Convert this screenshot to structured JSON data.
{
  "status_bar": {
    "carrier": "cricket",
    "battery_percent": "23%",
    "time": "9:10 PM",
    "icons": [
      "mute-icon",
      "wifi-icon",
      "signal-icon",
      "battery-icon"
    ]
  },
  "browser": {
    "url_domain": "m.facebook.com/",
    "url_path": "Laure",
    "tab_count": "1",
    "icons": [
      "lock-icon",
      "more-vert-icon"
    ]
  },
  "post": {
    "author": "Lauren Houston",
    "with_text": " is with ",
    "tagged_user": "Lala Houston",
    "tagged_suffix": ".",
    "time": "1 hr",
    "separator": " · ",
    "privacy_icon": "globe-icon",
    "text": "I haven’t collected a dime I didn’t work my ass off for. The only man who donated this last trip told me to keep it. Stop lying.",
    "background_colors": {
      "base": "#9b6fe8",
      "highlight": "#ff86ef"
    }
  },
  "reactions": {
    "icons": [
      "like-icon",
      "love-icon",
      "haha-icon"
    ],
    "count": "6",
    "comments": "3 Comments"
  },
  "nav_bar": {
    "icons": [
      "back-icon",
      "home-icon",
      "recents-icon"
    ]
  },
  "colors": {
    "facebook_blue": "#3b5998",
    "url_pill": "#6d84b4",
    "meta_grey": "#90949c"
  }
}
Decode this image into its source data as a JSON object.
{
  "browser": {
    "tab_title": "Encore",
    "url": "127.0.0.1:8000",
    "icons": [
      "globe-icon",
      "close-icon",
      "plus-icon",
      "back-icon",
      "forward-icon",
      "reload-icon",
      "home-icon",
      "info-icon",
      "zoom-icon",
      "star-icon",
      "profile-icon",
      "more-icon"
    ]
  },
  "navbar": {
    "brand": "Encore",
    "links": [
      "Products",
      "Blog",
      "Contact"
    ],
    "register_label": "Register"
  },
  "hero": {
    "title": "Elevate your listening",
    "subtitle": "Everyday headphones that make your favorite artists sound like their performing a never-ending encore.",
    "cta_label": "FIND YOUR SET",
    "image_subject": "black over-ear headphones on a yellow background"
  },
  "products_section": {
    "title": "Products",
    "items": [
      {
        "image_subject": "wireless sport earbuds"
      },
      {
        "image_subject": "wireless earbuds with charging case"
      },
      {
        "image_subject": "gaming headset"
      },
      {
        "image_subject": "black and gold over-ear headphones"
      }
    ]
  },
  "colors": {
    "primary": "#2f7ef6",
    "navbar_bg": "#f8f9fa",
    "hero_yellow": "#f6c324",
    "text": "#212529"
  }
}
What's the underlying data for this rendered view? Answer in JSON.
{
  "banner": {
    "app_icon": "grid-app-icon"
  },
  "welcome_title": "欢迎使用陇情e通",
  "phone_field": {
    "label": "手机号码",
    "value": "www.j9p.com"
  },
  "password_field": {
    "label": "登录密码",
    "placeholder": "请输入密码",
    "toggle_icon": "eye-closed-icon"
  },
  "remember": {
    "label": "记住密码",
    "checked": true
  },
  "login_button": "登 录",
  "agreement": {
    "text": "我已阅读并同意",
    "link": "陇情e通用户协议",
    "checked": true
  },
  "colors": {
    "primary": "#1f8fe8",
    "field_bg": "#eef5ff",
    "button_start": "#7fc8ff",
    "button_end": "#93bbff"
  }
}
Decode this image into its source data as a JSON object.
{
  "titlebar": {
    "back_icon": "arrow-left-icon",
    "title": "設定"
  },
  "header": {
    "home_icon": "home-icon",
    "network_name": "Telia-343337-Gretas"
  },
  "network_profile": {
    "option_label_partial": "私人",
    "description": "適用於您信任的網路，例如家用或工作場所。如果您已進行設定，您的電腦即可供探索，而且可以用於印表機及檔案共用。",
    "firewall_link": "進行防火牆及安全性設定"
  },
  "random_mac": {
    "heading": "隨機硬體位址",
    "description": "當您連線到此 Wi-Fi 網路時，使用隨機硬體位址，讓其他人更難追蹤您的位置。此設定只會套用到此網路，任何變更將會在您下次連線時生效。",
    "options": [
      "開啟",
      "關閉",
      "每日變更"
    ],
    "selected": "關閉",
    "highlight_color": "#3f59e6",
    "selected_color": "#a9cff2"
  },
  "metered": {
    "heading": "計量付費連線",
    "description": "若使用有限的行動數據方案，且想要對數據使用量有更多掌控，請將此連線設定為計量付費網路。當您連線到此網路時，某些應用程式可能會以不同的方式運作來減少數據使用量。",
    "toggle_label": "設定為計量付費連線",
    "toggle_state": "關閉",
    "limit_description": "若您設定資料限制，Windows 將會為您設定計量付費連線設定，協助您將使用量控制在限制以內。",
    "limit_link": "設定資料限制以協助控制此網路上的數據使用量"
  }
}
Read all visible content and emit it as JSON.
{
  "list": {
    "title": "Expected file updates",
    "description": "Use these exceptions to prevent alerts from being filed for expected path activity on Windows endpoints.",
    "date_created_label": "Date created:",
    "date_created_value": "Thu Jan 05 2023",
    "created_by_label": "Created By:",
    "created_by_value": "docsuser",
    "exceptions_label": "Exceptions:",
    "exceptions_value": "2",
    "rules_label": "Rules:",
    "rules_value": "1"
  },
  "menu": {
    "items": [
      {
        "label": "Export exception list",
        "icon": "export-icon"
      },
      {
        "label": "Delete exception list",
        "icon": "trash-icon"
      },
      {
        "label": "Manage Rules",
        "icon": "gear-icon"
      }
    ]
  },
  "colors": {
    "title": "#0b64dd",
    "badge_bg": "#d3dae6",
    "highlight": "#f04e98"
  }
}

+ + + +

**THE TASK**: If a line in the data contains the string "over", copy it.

**SOLUTION**:
    "image_subject": "black over-ear headphones on a yellow background"
        "image_subject": "black and gold over-ear headphones"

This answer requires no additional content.